Slowly Chechnya’s checkpoints have turned into an extortion racket which has little to do with security or military strategy.
Money decides everything. As the recent bloody raid by 200 rebel fighters into Ingushetia demonstrates, armed men are able to move freely around Chechnya. Only the smaller fish are liable to be caught in the net if they cannot pay up.
Chechen driver Usman told IWPR about the time he discovered how you can even get a bomb past the security forces.
“People who have a defect in their passport - no military service stamp, for instance – usually slip 10 roubles inside when they're stopped at a checkpoint. The soldiers understand, take the money and give the passport back, no questions asked,” he explained.
Usman had passed through one checkpoint on the border with Ingushetia when he remembered he'd put 500 roubles inside his passport for safekeeping, and forgotten about it when he handed the document over.

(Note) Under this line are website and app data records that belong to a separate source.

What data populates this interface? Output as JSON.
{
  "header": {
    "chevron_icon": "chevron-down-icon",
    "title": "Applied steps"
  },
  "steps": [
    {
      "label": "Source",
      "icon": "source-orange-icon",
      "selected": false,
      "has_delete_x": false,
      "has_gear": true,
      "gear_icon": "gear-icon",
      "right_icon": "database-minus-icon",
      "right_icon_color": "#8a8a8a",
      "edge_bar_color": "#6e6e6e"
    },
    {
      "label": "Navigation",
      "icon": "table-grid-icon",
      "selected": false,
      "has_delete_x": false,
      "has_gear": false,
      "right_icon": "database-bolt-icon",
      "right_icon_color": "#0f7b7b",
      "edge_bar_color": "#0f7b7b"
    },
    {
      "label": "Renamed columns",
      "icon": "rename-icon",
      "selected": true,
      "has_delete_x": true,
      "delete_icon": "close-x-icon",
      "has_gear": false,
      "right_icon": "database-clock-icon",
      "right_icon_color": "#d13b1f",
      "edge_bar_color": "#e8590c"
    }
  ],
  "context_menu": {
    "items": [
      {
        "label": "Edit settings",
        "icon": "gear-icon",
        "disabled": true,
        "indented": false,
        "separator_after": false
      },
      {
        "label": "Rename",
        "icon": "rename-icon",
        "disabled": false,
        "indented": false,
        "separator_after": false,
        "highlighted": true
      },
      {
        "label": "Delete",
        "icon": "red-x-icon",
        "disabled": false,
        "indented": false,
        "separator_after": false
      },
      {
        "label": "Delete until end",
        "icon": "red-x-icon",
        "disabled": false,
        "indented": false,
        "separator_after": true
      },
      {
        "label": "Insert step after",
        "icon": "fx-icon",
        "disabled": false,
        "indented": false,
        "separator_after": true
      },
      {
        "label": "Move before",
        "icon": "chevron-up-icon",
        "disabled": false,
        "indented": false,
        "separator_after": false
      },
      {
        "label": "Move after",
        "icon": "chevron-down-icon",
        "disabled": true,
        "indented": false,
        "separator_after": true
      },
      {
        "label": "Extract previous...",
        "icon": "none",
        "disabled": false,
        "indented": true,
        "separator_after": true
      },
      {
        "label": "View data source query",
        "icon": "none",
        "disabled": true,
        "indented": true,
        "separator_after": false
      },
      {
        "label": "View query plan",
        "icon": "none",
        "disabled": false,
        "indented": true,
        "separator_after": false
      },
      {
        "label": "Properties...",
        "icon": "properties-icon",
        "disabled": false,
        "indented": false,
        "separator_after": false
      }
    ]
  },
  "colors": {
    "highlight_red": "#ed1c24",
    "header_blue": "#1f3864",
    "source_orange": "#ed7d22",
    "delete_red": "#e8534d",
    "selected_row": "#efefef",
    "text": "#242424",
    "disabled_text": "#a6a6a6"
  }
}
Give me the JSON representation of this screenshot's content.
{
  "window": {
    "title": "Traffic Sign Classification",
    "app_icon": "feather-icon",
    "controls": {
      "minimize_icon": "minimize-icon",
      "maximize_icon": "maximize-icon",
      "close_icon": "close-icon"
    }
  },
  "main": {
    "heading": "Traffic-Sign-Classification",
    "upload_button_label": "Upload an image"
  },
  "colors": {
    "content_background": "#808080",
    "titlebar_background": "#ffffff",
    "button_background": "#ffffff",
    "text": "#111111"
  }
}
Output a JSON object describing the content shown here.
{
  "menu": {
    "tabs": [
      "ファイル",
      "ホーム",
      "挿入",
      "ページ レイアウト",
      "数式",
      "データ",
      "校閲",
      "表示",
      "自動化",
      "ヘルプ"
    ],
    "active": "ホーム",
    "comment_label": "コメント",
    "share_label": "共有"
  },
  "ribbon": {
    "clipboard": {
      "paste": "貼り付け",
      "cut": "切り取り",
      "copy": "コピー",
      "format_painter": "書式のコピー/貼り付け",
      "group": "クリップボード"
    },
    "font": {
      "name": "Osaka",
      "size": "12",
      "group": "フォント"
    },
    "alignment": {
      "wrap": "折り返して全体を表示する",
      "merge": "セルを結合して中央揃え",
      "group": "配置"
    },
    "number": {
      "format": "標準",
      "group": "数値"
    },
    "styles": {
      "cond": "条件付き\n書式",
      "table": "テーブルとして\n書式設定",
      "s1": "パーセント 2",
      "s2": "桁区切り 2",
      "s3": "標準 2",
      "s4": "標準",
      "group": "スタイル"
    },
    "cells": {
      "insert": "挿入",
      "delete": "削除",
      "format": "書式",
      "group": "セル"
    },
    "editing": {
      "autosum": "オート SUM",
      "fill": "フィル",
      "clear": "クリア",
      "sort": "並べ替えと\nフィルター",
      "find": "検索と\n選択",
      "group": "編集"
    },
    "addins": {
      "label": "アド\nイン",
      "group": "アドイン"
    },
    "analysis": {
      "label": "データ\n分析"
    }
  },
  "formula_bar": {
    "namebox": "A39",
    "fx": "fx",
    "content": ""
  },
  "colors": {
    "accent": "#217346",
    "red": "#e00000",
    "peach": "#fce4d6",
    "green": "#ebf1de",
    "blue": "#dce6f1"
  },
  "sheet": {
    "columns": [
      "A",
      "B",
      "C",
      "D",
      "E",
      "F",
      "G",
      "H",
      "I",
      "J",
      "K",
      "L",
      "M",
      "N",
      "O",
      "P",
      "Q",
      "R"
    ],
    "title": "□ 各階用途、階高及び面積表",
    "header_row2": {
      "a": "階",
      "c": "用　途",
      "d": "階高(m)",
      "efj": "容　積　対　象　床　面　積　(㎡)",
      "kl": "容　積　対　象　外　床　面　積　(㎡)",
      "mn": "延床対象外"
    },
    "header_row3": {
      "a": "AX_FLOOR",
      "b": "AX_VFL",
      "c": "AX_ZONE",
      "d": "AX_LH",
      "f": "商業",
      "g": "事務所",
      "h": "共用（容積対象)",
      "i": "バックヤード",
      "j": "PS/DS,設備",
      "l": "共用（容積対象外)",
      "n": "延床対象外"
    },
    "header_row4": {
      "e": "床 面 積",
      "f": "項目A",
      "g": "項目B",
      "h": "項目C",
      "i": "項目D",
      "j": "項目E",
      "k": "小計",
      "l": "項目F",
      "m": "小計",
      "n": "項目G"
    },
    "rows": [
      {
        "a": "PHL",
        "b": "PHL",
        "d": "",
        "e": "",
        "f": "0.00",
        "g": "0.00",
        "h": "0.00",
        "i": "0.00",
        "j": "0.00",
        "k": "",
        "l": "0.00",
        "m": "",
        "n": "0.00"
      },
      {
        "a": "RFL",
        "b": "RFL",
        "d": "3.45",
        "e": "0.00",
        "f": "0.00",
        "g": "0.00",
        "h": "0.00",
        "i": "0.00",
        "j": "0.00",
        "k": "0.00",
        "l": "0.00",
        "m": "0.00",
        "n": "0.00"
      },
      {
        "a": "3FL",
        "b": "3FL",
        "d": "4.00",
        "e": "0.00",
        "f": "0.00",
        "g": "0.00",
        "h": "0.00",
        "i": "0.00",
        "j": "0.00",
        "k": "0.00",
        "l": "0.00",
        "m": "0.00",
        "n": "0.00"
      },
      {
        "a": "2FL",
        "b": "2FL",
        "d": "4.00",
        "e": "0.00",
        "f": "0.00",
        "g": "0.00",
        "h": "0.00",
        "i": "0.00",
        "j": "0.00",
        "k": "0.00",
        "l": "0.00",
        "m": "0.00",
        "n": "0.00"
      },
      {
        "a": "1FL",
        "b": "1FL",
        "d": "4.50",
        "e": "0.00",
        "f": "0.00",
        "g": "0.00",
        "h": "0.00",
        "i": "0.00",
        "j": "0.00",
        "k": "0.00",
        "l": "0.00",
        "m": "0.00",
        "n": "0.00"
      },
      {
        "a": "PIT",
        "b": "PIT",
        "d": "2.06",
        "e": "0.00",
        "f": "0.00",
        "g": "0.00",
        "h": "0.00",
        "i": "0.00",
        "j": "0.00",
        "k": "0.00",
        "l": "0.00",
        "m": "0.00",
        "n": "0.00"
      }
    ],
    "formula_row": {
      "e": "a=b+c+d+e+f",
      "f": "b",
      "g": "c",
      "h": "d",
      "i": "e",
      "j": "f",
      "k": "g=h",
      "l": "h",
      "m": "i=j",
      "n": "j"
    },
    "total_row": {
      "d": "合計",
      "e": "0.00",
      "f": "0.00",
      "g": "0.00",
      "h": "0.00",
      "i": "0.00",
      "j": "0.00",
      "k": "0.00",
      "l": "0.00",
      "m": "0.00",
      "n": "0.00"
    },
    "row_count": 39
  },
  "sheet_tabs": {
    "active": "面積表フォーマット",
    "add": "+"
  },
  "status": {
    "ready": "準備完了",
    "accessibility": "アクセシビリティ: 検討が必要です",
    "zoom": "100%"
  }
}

Now the money had disappeared, so he went back to the checkpoint and asked to get it back, explaining it was a mistake.
“They told me, ‘how were to know that you weren’t carrying a bomb and that now you’ve unloaded it, you have come back?’” For Usman, that was pretty clear evidence that for 500 roubles – about 20 dollars – you can take even a bomb through this particular checkpoint at least.
Extortion is now so commonplace that it is organised and recorded like a form of taxation. At Khankala, a bus pays 50 roubles, a minibus just 10, and lorries between 50 and 500 roubles depending on what freight they are carrying. In Grozny, vehicles pay 10 roubles to the checkpoints that control the district they are in at the time.
A black “registration” board with the number-plates of cars written down in chalk records who has paid and who hasn't.
The record money-earner is the checkpoint known as Kavkaz-1, because it sits on the border with Ingushetia, controlling the main route that links Chechnya with the rest of the North Caucasus.
At Kavkaz-1, a minibus driver will have to pay a bribe of between 150 and 500 roubles. An ordinary bus has to pay 50 roubles, with each male passenger costing an additional 10 roubles.
By the most conservative estimates, the Kavkaz-1 post alone pulls in 150,000 dollars a month.
Ruslan, who drives a minibus in Grozny, has not seen much improvement since pro-Moscow Chechen police took over from the Russian forces.
“Every day I pay 50 roubles to the office controller and ten roubles to the checkpoint for each drive. There used to be Russians there, now it's local policemen. The fact that some checkpoints in the city have gone hasn’t changed anything. One group has left and others have come in.”
The Russian military command knows about the widespread corruption associated with checkpoints, but says there is nothing it can do about it.
“This kind of extortion exists everywhere, not just Chechnya. It’s useless fighting it," said Oleg Guskov, military garrison commander for Grozny Region. "One of the most widespread forms of bribery is corruption by low-level officials. And it’s not that easy to catch them at it. I think the only way out of this situation is to just not pay the bribes.”
The message is evidently not getting across. An unofficial sign at a checkpoint in Grozny advises, “Driver, 10 roubles is not a bribe.”
Aslambek Badilayev and Kazbek Vakhayev, are correspondents with Zov Zemli newspaper in Grozny.
As coronavirus sweeps the globe, IWPR’s network of local reporters, activists and analysts are examining the economic, social and political impact of this era-defining pandemic.
- Europe & Eurasia
- Latin America
- Middle East & North Africa
- Focus Pages
- Training & Resources
- Print Publications
- IWPR Spotlight